also ‘big hug’, as in measurement of a tree’s girth,
or the armful of flowers that hides my face.
It can also be an adjective, meaning beautiful.
My parents had just moved
to the states and couldn’t make
English work for them quit yet.
Hours before I was born
they ask the doctors
how to spell my name,
two white men from the nicer
side of Detroit.
Mama in thin blue gown
slows down the sounds for them
as if this
the hope they had
for me then.
The doctors pick out letters
between the testing
and drawing of blood.
My parents honor
the silly suggestion
letter by letter
before the true Americans
There is this market
in Korea’s corner of Manhattan
that is also called 아름
and sometimes I walk by
without a grocery list
to see myself
outside the crude answer
of my body,
but I don’t want to explain this
to every person I meet
so I let English conquer my tongue
and say Hi. My name is Autumn.
People will say your name is beautiful,
thinking trees not afraid
of chewing its own
or they’ll call me August
or April or arm
if they’re trying to honor my culture
where I have not.
In Korean autumn is 가을
which does not hold the time I fell
down the steps of the Jefferson Memorial
or the first time I bit someone else’s lip.
I catch myself wishing
people wouldn’t try
to say it right
like Arham or Arum
and let me deny
my parent’s immigrant ignorance
and the culture that lets me be hug
and rice and beautiful.
Autumn is how I make
reservations for tables and doctors,
Autumn gives me a mask
like everyone else
so why am I falling more in love
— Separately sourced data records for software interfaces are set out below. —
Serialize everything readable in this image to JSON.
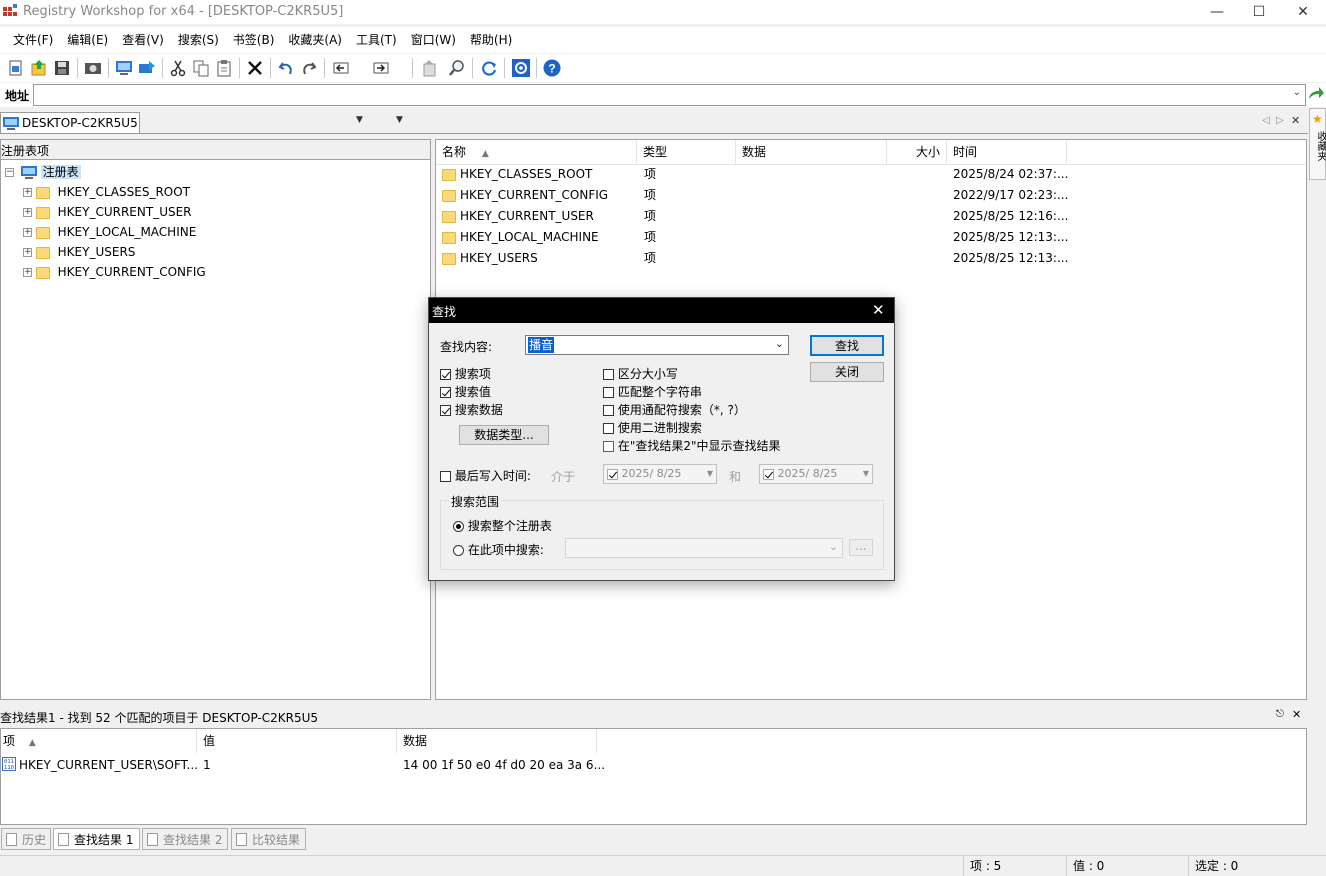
{
  "window": {
    "title": "Registry Workshop for x64 - [DESKTOP-C2KR5U5]"
  },
  "menu": [
    "文件(F)",
    "编辑(E)",
    "查看(V)",
    "搜索(S)",
    "书签(B)",
    "收藏夹(A)",
    "工具(T)",
    "窗口(W)",
    "帮助(H)"
  ],
  "address": {
    "label": "地址",
    "value": ""
  },
  "tabs": {
    "main": "DESKTOP-C2KR5U5",
    "favorites": "收藏夹"
  },
  "tree": {
    "header": "注册表项",
    "root": "注册表",
    "items": [
      "HKEY_CLASSES_ROOT",
      "HKEY_CURRENT_USER",
      "HKEY_LOCAL_MACHINE",
      "HKEY_USERS",
      "HKEY_CURRENT_CONFIG"
    ]
  },
  "list": {
    "columns": [
      "名称",
      "类型",
      "数据",
      "大小",
      "时间"
    ],
    "rows": [
      {
        "name": "HKEY_CLASSES_ROOT",
        "type": "项",
        "time": "2025/8/24 02:37:..."
      },
      {
        "name": "HKEY_CURRENT_CONFIG",
        "type": "项",
        "time": "2022/9/17 02:23:..."
      },
      {
        "name": "HKEY_CURRENT_USER",
        "type": "项",
        "time": "2025/8/25 12:16:..."
      },
      {
        "name": "HKEY_LOCAL_MACHINE",
        "type": "项",
        "time": "2025/8/25 12:13:..."
      },
      {
        "name": "HKEY_USERS",
        "type": "项",
        "time": "2025/8/25 12:13:..."
      }
    ]
  },
  "dialog": {
    "title": "查找",
    "search_label": "查找内容:",
    "search_value": "播音",
    "find_button": "查找",
    "close_button": "关闭",
    "left_options": [
      {
        "label": "搜索项",
        "checked": true
      },
      {
        "label": "搜索值",
        "checked": true
      },
      {
        "label": "搜索数据",
        "checked": true
      }
    ],
    "right_options": [
      {
        "label": "区分大小写",
        "checked": false
      },
      {
        "label": "匹配整个字符串",
        "checked": false
      },
      {
        "label": "使用通配符搜索（*, ?）",
        "checked": false
      },
      {
        "label": "使用二进制搜索",
        "checked": false
      },
      {
        "label": "在\"查找结果2\"中显示查找结果",
        "checked": false
      }
    ],
    "data_types_button": "数据类型...",
    "last_write_label": "最后写入时间:",
    "between": "介于",
    "and": "和",
    "date_from": "2025/ 8/25",
    "date_to": "2025/ 8/25",
    "scope_title": "搜索范围",
    "scope_all": "搜索整个注册表",
    "scope_key": "在此项中搜索:",
    "browse": "..."
  },
  "results": {
    "header": "查找结果1 - 找到 52 个匹配的项目于 DESKTOP-C2KR5U5",
    "columns": [
      "项",
      "值",
      "数据"
    ],
    "rows": [
      {
        "key": "HKEY_CURRENT_USER\\SOFT...",
        "value": "1",
        "data": "14 00 1f 50 e0 4f d0 20 ea 3a 6..."
      }
    ]
  },
  "bottom_tabs": [
    "历史",
    "查找结果 1",
    "查找结果 2",
    "比较结果"
  ],
  "status": {
    "items": "项 : 5",
    "values": "值 : 0",
    "selected": "选定 : 0"
  },
  "colors": {
    "accent": "#0078d7",
    "folder": "#f9d97a",
    "selection": "#0a64c8"
  }
}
with the woman
who is listening so intently
for the way my mother commands my name
and I must convince her it’s ok
if she doesn’t say it right,
but I must admit
I am so happy when she does.